One persistent question that has been asked since the failure of Cardinal George Pell’s appeal last Wednesday has been: Why isn’t the Vatican acting to force him from the College of Cardinals and expel him from the priesthood? They moved with amazing speed in the case of Theodore McCarrick, Cardinal Archbishop of Washington, DC, after he was accused of sexual abuse of minors. Why isn’t the same speedy process happening with Pell?
The first reason is obvious: Pell has every right to approach the High Court of Australia. But, as legal experts have pointed out, the bar for getting a hearing is extremely high. The reality is that special leave to appeal is only granted in those cases where a question of law of public importance arises, or where the interests of the administration of justice require consideration by the High Court. The High Court is not another higher court of appeal.
Clearly the Vatican knows that Pell can approach the High Court, but I suspect it under-estimates just how high the bar is to get a hearing. Vatican decision-makers probably think it is just another higher appeal court. This is implied in the statement of Matteo Bruni from the Vatican Press Office when he says: “As the proceedings continue to develop, the Holy See recalls that the Cardinal has always maintained his innocence throughout the judicial process and that it is his right to appeal to the High Court.” So, understandably, the Vatican is unwilling to act until this final hurdle is cleared. In doing so they would be acting just like the Governor General when he said he’d wait to see if leave were granted before making a decision regarding Pell’s Order of Australia.

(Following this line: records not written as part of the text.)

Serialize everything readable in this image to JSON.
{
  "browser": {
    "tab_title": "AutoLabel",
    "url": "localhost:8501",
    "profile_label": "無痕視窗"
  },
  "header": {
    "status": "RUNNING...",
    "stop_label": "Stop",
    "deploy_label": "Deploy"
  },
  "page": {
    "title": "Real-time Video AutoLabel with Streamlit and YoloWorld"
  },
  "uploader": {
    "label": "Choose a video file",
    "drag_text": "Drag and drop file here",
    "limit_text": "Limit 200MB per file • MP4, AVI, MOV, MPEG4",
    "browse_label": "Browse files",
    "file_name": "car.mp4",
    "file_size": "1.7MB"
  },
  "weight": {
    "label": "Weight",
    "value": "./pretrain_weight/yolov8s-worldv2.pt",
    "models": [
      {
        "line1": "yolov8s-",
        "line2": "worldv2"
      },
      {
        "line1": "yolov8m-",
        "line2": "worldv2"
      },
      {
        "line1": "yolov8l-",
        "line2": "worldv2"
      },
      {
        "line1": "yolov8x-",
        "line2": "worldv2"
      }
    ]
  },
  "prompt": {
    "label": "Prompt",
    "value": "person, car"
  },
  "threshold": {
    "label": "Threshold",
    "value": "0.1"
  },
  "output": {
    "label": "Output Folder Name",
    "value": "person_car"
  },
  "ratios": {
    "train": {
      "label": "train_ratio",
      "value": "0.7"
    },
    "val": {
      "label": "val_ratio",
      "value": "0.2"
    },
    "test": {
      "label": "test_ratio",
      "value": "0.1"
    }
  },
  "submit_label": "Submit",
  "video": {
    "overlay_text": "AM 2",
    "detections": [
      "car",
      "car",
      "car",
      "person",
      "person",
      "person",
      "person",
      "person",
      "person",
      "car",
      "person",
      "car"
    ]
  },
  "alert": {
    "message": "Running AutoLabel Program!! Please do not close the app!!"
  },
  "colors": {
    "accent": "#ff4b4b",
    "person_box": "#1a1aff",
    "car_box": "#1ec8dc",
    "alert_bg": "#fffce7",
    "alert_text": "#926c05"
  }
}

The Theodore McCarrick case is different to that of Pell. The McCarrick accusations didn’t begin in the civil courts, but in the ecclesiastical system. In late-June 2018 the Archdiocese of New York announced that its investigation had found “credible and substantiated” allegations that McCarrick had committed sexual abuse of a teenager. Another victim came forward the following month. It was also revealed that the Archdiocese of Newark and the Diocese of Metuchen, New Jersey had previously reached out-of-court settlements with several adult seminarians who had been sexually abused by McCarrick.
The Vatican made a quick decision because it had all the evidence from the church investigations. McCarrick was removed from public ministry in June 2018, he resigned as a cardinal the following month, and in February 2019 he was removed from the clerical state, meaning he could no longer act as a priest.
However, in Pell’s case the Vatican is entirely reliant on the Victorian civil court process; it can’t even read the evidence of Pell’s accuser, because that evidence was taken in camera to protect the victim’s identity. Sure, we know that our Australian court system is reliable, just and open and is ranked ninth best in the world by the World Justice Project, ahead of the US at eleventh and just pipped by Canada and the UK. But many in the Vatican are sympathetic to Pell and think that he is innocent and being persecuted by an anti-Catholic legal system.
The key issue for the Vatican is that it has virtually no experience in the last 200 years in sacking cardinals, let alone stripping them of the priesthood. Only one cardinal was forced to resign in the 20th century, the French Jesuit and theologian, Louis Billot. A supporter of the French fascist movement, L’Action française, he was forced to resign from the College of Cardinals by Pope Pius XI in 1927, but remained a priest in good standing.
There’s no doubt that Hans Hermann Groër,whom John Paul II appointed archbishop of Vienna against the advice of everyone, including Cardinal Franz König who was primarily responsible for Wojtyla’s own election to the papacy, should have been expelled from the College of Cardinals and stripped of the priesthood as a repeat sexual abuser of under-age seminarians. But he got away with resignation as archbishop and retirement to a life of prayer. No civil charges were laid against him because of an Austrian statute of limitations. In contrast Cardinal Keith O’Brien had the decency to resign in 2013 as archbishop of St Andrews and Edinburgh and retire entirely from active ministry after media revelations about his adult relationships with seminarians and priests.
What is significant is that none of these men were charged by police. Except for O’Brien, all arose from internal church investigations. This is why the Pell case challenges the Vatican in an entirely different way; rather than with the church, it all began with the Victorian police and criminal charges. This is a whole new scenario for Pope Francis and the Congregation for the Doctrine of the Faith (CDF), the Vatican department that handles such cases.
And the simple truth is that they don’t know what to do because they’ve never faced this situation before. There is a sense in which they’re playing for time, hoping that a solution might emerge from Australia, like Pell being found innocent by the High Court. As Bruni says: “The CDF is awaiting the outcome of the ongoing proceedings and the conclusion of the appellate process prior to [the CDF] taking up the case.” However, as the McCarrick case shows, if Pope Francis becomes convinced of Pell’s guilt, he will act decisively. So, while Australians are understandably impatient with all of this, the Vatican will eventually be forced to act when Pell runs out of appeal options. The High Court is his last chance and while legal opinion is divided, the experts to whom I’ve spoken feel that it is unlikely he will get leave to appeal.
Pope Francis and the Vatican need to know that Australian Catholics have lost patience. We need a decision sooner rather than later. We need to be assured that the Pell era is finally over.
Paul Collins is a Catholic commentator and church historian.